§ What you are asked to do
Among the entries below, tally each line containing "JSON"; respond with the total only.

[Data extract — start]

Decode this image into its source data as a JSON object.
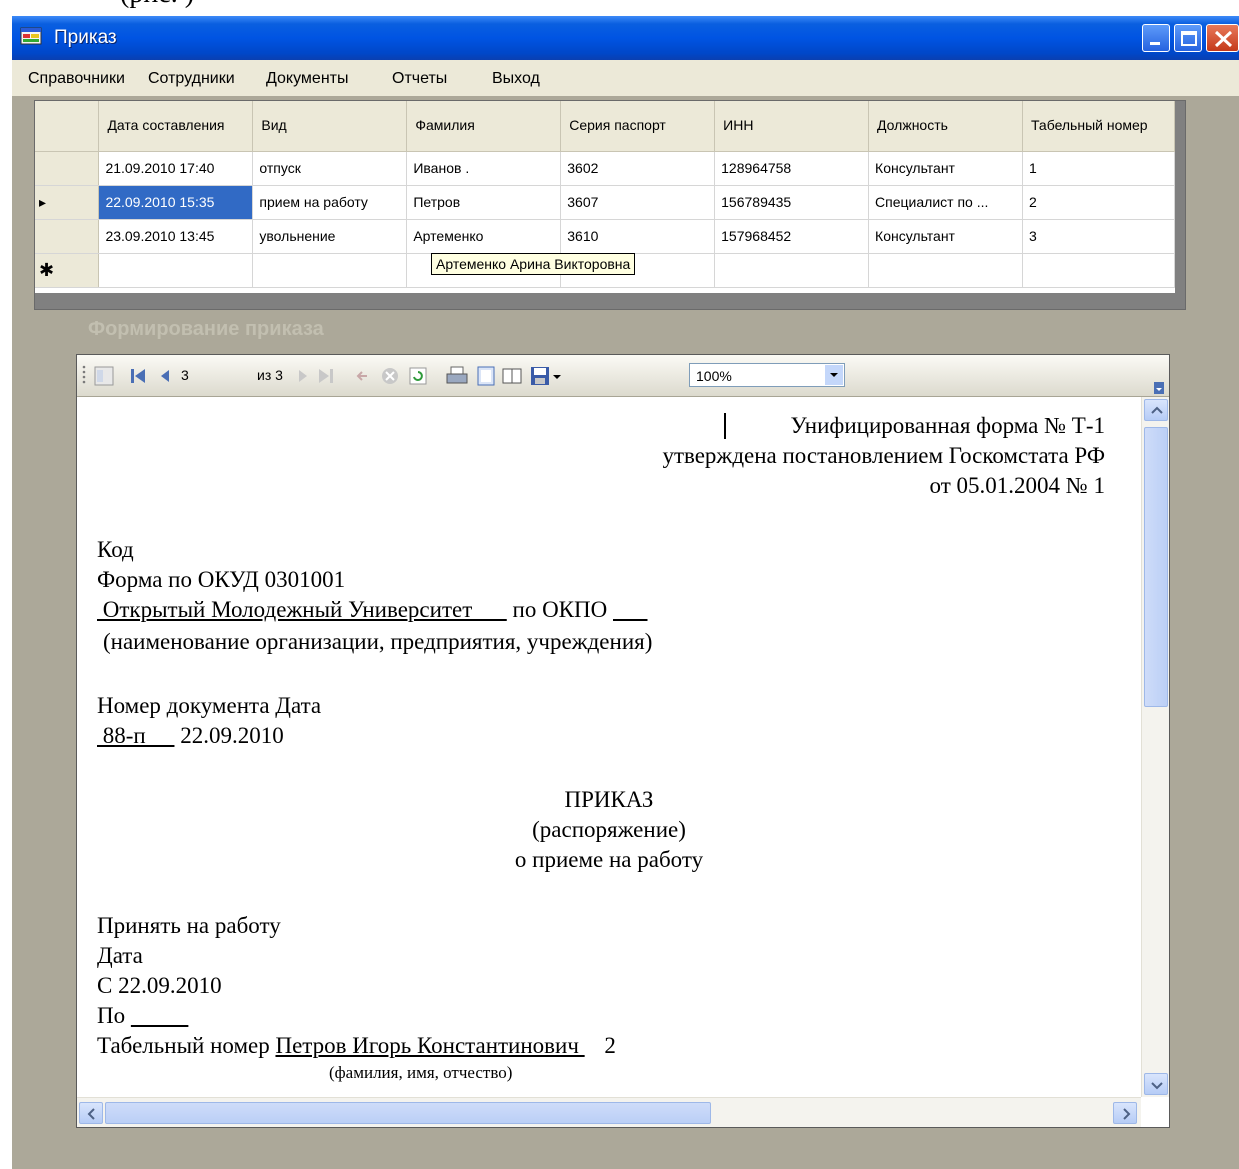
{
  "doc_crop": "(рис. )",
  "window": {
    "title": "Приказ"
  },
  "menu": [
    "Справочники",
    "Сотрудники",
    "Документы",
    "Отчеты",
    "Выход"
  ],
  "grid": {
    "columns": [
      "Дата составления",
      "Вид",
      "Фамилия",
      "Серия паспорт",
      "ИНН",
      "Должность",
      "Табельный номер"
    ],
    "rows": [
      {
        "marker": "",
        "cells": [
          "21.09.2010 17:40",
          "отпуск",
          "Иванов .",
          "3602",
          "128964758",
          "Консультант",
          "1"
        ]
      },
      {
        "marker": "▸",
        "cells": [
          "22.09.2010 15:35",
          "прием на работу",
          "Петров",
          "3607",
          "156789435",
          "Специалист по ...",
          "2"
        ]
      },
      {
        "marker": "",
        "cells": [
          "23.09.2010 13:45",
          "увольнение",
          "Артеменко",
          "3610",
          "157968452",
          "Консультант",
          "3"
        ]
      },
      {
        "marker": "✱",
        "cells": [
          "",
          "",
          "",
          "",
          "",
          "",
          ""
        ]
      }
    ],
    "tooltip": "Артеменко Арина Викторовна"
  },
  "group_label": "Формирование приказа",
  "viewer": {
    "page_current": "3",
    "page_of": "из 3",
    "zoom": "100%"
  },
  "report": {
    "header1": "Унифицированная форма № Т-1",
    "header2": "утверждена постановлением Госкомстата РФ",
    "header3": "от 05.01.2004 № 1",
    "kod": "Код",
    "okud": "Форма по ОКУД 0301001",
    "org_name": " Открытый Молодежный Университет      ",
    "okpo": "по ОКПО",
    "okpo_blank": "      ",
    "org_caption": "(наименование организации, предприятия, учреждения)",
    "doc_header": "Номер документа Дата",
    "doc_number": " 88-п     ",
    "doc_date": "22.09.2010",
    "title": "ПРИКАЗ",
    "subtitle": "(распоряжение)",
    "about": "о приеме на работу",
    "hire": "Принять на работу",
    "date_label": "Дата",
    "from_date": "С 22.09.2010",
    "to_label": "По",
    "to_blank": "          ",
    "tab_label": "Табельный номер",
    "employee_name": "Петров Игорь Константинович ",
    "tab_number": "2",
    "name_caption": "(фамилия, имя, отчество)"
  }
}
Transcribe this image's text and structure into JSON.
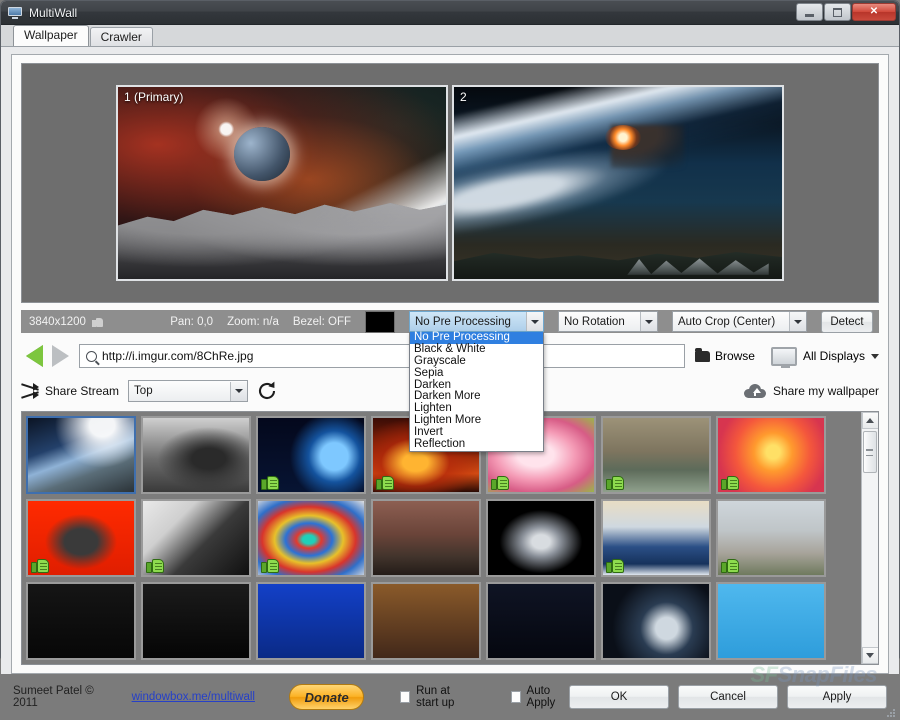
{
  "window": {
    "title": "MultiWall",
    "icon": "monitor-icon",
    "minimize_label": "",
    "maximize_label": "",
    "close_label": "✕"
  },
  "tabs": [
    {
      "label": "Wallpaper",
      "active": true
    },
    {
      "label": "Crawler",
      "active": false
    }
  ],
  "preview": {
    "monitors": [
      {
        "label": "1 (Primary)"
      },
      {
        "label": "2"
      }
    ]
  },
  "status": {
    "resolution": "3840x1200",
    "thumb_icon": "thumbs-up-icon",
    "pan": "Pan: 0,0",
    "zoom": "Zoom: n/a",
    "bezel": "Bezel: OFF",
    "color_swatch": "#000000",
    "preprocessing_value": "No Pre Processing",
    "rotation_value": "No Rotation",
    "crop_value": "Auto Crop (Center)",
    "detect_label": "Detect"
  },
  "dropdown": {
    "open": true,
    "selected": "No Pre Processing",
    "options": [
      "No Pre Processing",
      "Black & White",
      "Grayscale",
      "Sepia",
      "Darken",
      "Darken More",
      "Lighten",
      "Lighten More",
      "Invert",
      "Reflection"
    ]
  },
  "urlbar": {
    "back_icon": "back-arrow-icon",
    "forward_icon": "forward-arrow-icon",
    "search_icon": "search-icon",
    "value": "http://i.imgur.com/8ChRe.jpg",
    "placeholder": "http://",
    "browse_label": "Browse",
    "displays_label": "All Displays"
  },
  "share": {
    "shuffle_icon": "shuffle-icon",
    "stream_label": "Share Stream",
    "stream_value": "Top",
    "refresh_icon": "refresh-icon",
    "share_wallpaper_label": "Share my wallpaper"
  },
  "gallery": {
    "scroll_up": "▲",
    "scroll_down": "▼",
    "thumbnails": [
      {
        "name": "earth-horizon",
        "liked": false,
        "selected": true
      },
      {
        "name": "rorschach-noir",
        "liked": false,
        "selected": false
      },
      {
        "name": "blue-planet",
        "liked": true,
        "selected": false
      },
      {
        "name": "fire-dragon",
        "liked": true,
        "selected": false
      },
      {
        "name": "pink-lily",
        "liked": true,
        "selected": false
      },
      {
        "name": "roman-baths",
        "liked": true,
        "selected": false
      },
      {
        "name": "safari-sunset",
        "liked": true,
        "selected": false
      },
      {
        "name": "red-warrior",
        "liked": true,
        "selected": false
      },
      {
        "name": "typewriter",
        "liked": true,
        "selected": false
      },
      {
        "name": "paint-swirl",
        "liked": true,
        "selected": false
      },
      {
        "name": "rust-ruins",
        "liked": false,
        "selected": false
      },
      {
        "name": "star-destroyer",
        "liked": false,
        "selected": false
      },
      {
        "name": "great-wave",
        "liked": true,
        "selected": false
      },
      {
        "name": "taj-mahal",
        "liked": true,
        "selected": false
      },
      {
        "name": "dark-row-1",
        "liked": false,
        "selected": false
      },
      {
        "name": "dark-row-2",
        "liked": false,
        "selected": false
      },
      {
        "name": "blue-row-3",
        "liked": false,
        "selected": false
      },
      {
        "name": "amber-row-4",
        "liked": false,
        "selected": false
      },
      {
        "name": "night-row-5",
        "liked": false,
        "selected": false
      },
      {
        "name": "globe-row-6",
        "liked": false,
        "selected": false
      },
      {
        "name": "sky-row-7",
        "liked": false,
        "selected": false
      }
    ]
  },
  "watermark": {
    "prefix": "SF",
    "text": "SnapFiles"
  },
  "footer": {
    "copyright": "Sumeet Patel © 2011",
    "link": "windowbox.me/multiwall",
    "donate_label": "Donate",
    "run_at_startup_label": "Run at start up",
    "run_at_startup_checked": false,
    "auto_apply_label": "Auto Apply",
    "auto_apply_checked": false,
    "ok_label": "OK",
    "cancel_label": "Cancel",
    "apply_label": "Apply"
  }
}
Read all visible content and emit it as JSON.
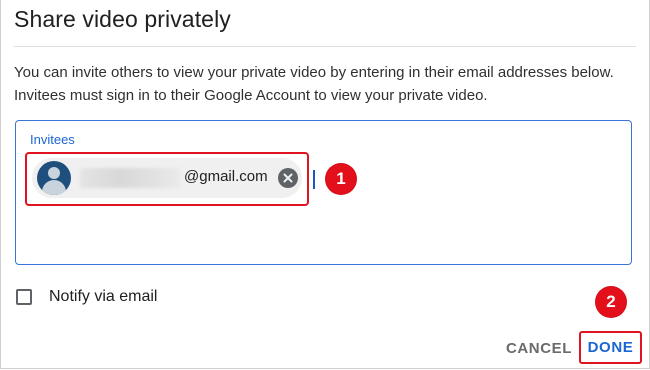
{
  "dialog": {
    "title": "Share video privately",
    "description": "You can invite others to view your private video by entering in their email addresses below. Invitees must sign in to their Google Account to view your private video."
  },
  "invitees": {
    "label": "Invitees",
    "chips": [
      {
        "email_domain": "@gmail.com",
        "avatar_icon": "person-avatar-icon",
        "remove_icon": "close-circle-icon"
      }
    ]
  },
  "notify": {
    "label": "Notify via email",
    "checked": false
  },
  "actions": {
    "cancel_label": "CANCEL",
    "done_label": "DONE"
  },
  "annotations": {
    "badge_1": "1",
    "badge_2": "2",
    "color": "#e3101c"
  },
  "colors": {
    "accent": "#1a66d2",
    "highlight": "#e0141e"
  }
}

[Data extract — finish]
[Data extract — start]

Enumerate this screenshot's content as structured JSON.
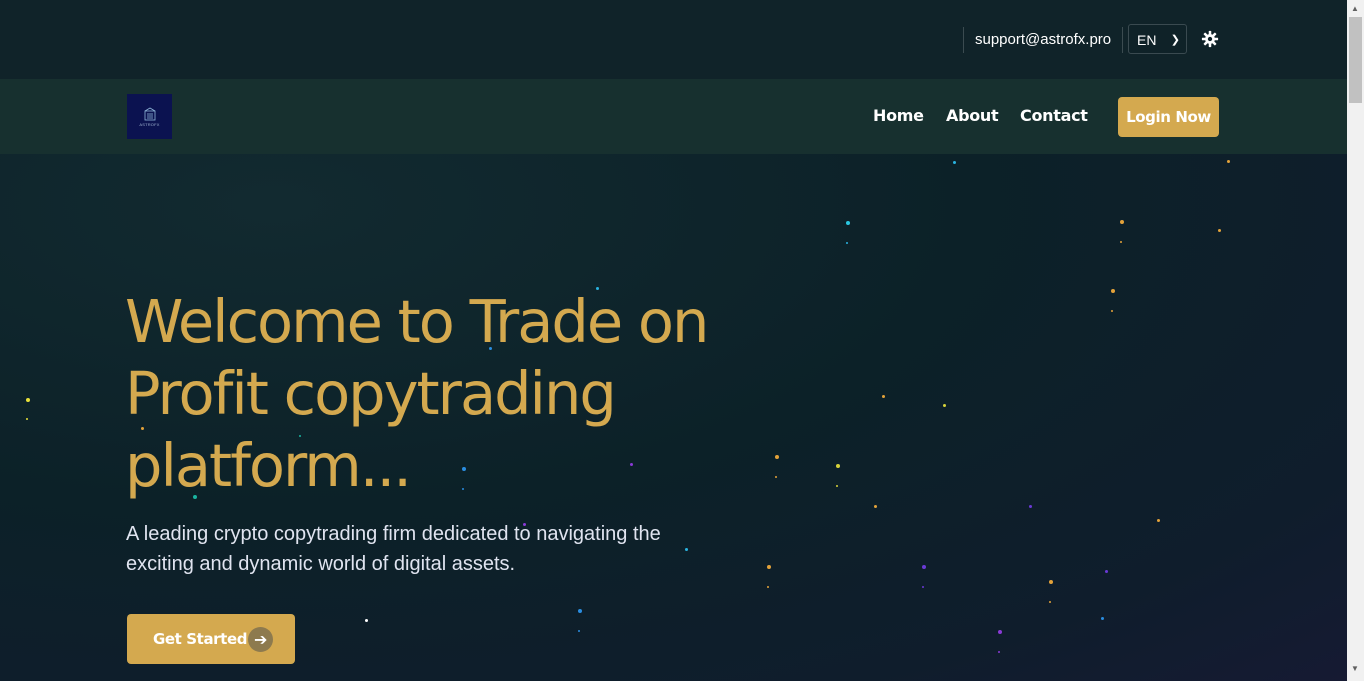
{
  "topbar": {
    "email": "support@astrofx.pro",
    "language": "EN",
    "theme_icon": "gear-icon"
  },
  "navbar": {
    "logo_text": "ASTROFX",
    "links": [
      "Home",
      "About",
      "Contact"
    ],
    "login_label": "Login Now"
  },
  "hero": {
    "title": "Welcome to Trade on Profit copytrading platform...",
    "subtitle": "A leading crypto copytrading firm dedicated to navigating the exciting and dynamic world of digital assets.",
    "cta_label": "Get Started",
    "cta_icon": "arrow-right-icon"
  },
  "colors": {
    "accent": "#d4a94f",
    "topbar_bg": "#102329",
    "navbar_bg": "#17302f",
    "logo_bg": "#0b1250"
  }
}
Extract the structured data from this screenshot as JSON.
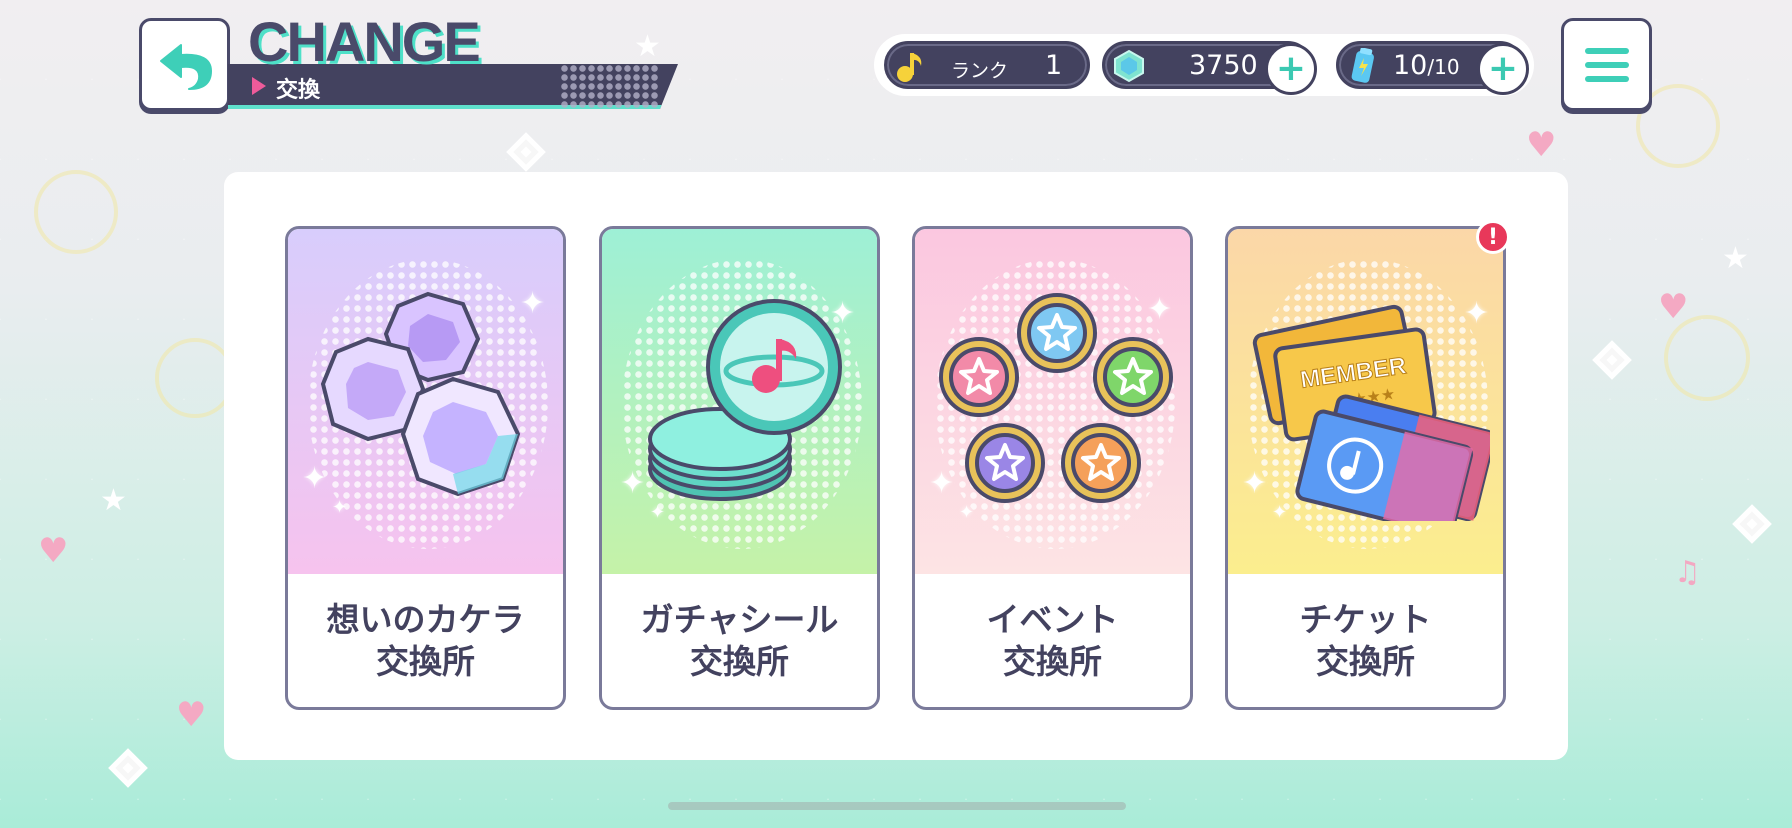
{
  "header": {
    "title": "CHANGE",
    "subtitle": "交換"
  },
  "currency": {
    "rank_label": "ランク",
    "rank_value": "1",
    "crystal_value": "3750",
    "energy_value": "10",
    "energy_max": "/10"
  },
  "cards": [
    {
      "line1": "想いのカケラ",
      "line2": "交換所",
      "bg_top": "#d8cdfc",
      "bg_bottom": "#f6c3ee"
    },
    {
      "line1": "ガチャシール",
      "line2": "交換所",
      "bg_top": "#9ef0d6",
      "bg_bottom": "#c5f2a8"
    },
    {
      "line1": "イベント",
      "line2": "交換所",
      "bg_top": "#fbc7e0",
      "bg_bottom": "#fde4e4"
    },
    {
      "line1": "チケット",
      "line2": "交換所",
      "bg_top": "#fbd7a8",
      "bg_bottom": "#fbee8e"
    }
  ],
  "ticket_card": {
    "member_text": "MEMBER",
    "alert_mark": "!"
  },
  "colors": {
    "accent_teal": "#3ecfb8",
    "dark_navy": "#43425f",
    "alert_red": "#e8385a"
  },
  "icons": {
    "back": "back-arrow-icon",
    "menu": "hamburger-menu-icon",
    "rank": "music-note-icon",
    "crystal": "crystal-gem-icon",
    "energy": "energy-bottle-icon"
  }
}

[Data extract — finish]

§ Exercise output
5